Species: Wood Duck, or Aix sponsa
Family: Anatidae (waterfowl, i.e., ducks, geese, and swans)
Star sign: Leo
Ideal Date: Sitting in a tree, K-I-S-S-I-N-G
There are few creatures quite as ostentatious as the Wood Duck. Its body is a rainbow kaleidoscope; its bright red, shimmering green, gleaming white, tawny brown, and regal blue colors make it seem less like a bird and more like a stained-glass window. Even though this flamboyant friend is one of the most common birds in the United States, it never ceases to be stunning no matter how many times you see it. However, that’s just the drake Wood Duck. Females of the species are not nearly as flashy in appearance — still beautiful, mind you, but in a much more understated way.
This contrast between male and female appearance is quite pronounced in birds— Wood Ducks are simply one of the more striking examples. But what causes sexual dimorphism in birds? The answer, as in most matters of zoology, is natural selection. While the appearance of female Wood Ducks (and other birds) is selected to favor survival and camouflage, the appearance of males is selected by females, who choose their mates based on appearance. And a lady prefers to have a boy toy who is sharply dressed and stands out from the flock. Thus, over generations, female selection has passed down extravagant appearances until today, when drake Wood Ducks have attained the ideal male body. You may not like it, fellas, but this is what peak performance looks like.
But appearance is not the only interesting thing about these fabulous fellows. They are also unique as the only perching duck native to the United States. What is a perching duck, you ask! As the name implies, it’s a duck that perches! Perching ducks hang out in treetops surrounding water bodies, perching on branches and nesting in natural tree cavities. They have strong claws on their feet that help them grip the branches. Other perching ducks include the equally flashy Asian Mandarin Duck, which is the only other member of the Aix genus, the central and south American Muscovy Duck, and the smallest waterfowl found on earth— the African Pygmy-Goose! Like all other perching ducks, the Wood Duck nests at the tops of trees near bodies of water and takes its name from its woodland home. Baby Wood Ducks are hatched and raised in high-up nests with fantastic forest vistas — and when the time comes for them to leave the nest, they do so by leaping from their home down to the water below. This drop can be over 50 feet, and the daring ducklings make it all on their own, receiving nothing but moral support from their parents. Wow!! For such little guys, Wood Duck chicks are extremely brave and powerful.

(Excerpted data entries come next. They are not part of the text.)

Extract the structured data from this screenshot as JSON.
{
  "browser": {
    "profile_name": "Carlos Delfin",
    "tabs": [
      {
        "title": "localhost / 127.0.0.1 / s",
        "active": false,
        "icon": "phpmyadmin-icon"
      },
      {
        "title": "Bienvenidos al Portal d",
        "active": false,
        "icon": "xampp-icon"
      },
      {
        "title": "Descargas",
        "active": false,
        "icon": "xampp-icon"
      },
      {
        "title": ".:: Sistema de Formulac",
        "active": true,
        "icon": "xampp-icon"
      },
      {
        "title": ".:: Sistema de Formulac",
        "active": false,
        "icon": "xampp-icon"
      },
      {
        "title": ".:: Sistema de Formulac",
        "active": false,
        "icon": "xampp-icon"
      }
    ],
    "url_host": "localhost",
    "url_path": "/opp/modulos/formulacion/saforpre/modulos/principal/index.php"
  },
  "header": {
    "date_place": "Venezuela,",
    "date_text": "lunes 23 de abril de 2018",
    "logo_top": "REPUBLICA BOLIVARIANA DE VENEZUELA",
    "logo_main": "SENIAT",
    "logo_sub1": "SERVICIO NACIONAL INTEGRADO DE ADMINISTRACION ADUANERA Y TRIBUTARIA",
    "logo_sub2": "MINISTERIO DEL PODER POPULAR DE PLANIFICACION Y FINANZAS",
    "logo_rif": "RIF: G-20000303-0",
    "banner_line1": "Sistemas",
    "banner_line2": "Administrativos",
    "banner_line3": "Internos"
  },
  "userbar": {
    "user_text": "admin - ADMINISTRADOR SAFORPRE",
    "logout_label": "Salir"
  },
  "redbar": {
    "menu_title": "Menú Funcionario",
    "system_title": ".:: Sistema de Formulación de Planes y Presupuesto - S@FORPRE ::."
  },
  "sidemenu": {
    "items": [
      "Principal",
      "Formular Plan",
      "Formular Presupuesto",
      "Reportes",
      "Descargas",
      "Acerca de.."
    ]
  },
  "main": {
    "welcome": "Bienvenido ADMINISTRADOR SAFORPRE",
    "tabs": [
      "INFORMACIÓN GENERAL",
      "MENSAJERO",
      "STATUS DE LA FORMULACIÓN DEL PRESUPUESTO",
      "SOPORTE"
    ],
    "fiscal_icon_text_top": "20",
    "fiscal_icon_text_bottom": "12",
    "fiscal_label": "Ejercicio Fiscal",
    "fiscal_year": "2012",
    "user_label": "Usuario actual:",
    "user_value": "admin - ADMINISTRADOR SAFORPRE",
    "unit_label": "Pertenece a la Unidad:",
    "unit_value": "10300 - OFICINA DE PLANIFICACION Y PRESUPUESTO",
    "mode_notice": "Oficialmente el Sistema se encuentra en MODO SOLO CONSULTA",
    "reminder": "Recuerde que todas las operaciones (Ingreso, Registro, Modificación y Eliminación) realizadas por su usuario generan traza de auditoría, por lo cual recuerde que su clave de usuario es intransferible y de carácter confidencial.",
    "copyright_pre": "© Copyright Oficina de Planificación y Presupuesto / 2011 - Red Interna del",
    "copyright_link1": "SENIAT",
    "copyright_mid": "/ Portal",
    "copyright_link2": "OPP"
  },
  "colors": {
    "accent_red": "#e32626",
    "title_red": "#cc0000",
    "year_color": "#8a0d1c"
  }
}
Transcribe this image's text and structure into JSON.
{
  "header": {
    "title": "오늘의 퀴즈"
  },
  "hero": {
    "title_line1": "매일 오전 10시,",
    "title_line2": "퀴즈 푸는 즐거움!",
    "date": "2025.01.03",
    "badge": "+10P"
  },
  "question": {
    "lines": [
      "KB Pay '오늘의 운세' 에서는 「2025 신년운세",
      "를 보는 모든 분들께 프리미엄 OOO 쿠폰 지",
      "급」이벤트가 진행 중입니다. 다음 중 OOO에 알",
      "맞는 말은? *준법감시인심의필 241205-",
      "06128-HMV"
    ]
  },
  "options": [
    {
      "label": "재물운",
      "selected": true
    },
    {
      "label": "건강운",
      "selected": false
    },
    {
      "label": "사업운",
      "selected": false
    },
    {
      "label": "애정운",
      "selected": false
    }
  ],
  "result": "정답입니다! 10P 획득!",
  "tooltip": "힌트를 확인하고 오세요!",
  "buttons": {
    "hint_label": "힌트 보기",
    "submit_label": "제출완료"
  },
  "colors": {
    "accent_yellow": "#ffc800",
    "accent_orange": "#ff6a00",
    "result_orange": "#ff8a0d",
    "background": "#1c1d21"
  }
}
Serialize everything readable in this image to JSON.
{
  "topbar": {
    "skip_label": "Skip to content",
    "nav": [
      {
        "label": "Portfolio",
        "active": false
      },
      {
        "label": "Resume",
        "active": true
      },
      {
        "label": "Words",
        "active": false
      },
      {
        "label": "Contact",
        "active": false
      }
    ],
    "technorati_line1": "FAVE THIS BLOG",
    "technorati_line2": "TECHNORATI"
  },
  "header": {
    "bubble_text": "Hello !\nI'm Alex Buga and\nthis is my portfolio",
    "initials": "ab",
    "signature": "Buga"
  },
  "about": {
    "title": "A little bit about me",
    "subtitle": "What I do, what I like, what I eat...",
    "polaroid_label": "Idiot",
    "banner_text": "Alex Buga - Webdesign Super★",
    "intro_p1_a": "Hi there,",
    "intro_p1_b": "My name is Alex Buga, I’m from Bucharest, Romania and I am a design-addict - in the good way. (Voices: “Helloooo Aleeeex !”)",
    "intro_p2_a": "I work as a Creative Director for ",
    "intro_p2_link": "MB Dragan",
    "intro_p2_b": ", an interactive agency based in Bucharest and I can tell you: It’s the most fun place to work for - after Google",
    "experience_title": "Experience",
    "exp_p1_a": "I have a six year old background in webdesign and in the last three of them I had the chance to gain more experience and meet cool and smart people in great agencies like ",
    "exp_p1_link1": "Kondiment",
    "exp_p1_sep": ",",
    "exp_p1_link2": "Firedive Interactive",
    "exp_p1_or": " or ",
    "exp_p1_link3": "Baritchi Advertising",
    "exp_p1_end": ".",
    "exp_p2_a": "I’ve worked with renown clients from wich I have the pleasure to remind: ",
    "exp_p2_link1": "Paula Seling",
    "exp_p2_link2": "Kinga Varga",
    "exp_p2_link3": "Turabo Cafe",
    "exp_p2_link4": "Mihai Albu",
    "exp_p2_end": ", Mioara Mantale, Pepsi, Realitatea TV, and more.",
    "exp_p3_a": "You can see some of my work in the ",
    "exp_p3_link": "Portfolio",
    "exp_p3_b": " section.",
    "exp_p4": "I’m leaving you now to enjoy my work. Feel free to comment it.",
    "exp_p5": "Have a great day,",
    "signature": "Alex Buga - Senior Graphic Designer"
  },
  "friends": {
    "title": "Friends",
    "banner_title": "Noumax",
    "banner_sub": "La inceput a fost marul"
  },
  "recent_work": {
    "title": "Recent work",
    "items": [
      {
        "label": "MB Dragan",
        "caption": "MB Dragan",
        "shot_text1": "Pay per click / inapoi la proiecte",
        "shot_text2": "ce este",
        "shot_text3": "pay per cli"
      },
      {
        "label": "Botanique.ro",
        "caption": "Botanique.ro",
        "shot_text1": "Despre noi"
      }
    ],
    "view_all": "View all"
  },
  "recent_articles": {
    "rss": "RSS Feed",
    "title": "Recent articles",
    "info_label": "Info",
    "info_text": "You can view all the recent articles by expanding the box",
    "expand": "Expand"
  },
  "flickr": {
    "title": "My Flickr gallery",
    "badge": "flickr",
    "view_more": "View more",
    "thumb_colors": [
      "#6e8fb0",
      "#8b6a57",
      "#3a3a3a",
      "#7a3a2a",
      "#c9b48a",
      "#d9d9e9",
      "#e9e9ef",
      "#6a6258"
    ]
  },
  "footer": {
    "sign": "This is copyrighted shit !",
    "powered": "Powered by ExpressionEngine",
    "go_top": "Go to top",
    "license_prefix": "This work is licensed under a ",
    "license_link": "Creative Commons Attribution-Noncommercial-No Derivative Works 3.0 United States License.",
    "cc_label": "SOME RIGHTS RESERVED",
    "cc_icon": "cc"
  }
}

Wood Ducks are common in many parts of the U.S and are found in Portland year-round. There are no words that could possibly encompass the full breadth and beauty of this delightful duck’s astonishing appearance, so instead, here is a shortlist of the male’s most prominent features: its eyes, beak, and feet are a brilliant red-orange; it has a large, emerald-green crest that looks like a slicked-back pompadour; there are a few thick white lines on its body that seem to divide it into different-colored sections; its body is varying shades of brown. The female Wood Duck isn’t quite as conspicuous— she is a uniform chocolate brown color with distinctive white patches around the eyes. Both males and females are slightly smaller than Mallards, and both have shimmery blue secondary wing feathers. Although these captivating quackers were staples of Reed Lake last year, this year they have been a much rarer sight. But rest assured: if you ever see one, it will be impossible to miss.